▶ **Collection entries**
**********
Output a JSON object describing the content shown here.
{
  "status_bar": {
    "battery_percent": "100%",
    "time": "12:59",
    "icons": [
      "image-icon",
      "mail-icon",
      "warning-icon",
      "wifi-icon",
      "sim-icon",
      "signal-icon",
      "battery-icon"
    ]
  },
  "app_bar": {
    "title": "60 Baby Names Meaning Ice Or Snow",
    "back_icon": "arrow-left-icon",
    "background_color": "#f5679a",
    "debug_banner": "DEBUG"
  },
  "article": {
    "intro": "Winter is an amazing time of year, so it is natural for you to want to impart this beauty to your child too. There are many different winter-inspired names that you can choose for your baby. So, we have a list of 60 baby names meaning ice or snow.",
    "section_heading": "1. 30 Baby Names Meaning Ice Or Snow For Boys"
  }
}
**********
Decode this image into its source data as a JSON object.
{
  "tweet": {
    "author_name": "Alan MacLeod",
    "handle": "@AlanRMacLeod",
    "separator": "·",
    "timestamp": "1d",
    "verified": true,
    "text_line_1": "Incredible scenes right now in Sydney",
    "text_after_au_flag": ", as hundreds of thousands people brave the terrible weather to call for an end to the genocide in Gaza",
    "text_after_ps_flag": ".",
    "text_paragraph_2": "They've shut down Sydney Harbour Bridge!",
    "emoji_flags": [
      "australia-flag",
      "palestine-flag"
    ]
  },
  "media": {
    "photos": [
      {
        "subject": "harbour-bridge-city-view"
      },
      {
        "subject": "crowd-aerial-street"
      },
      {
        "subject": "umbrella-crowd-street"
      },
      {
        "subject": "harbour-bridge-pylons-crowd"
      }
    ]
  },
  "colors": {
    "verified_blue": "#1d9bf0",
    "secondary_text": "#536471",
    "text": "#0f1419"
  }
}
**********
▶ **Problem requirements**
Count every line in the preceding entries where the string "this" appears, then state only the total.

▶ **Completed task**
2